Pull every line containing "icon" out of the material below.

ENTRIES SUPPLIED ▸
----------

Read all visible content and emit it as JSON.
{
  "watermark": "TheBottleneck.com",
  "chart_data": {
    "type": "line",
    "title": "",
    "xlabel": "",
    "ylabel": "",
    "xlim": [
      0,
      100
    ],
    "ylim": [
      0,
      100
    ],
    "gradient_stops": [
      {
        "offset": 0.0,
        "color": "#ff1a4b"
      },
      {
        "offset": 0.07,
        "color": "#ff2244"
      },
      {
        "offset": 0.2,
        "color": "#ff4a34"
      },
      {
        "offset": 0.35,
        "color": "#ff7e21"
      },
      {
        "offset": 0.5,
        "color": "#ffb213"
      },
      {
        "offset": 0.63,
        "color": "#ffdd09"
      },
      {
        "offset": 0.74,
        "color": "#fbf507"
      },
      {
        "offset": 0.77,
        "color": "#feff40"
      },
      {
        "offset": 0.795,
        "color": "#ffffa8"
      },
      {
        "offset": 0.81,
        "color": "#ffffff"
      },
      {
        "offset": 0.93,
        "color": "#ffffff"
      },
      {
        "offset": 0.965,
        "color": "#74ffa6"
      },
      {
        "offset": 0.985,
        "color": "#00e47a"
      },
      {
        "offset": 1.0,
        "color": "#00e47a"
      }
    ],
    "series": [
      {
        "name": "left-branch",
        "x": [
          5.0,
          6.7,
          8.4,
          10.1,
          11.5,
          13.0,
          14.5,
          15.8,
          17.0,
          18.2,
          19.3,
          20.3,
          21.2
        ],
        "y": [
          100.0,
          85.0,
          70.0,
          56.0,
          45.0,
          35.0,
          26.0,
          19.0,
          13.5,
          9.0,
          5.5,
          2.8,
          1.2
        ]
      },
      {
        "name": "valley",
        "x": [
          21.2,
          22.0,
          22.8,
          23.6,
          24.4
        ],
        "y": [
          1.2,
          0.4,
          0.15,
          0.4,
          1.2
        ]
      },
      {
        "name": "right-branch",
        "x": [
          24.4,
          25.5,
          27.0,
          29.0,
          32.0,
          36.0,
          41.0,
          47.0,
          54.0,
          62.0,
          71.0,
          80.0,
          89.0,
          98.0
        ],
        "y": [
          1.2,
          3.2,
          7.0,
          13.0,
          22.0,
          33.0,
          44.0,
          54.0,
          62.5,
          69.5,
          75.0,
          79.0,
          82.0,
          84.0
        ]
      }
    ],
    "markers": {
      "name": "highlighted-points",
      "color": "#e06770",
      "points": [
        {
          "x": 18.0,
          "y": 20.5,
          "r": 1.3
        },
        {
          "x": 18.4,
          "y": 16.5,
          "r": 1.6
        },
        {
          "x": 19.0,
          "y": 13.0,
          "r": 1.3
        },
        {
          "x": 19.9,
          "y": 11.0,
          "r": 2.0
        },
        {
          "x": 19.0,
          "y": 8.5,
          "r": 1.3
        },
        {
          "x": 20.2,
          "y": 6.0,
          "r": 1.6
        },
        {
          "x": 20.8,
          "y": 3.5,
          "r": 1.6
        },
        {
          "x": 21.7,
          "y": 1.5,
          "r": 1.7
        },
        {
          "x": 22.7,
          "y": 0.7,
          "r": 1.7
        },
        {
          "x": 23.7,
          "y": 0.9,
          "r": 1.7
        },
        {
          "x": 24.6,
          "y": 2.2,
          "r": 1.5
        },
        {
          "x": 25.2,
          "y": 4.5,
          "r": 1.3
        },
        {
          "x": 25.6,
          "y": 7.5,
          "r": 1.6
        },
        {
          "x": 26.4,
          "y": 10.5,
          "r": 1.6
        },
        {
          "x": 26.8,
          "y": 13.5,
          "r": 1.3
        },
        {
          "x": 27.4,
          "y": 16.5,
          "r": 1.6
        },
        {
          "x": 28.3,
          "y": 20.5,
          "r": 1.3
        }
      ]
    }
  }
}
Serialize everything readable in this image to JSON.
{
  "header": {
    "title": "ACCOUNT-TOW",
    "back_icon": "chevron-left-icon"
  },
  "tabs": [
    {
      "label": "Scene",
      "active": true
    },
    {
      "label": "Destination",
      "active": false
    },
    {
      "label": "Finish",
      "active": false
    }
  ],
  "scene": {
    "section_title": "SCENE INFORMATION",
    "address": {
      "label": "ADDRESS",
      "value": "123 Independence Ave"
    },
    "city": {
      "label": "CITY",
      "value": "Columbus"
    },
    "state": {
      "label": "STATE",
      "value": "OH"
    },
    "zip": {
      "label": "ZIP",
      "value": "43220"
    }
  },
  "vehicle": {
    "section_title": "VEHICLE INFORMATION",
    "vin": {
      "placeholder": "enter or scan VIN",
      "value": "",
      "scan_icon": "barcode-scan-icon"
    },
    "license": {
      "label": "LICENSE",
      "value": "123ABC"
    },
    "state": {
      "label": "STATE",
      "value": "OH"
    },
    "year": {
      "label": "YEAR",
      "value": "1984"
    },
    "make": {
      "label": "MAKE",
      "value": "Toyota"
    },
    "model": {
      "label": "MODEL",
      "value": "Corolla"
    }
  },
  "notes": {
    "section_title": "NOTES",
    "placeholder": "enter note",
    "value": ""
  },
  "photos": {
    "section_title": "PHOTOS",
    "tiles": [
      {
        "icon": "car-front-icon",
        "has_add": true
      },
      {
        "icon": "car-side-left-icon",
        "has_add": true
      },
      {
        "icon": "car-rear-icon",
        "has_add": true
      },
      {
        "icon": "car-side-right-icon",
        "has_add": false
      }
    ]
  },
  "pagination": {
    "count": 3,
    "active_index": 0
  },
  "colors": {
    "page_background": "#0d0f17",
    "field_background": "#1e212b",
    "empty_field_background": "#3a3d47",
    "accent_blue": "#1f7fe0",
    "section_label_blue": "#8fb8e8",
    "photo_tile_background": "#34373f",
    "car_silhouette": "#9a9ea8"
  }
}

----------

SOLUTION FOR THIS PROBLEM ▸
    "back_icon": "chevron-left-icon"
      "scan_icon": "barcode-scan-icon"
        "icon": "car-front-icon",
        "icon": "car-side-left-icon",
        "icon": "car-rear-icon",
        "icon": "car-side-right-icon",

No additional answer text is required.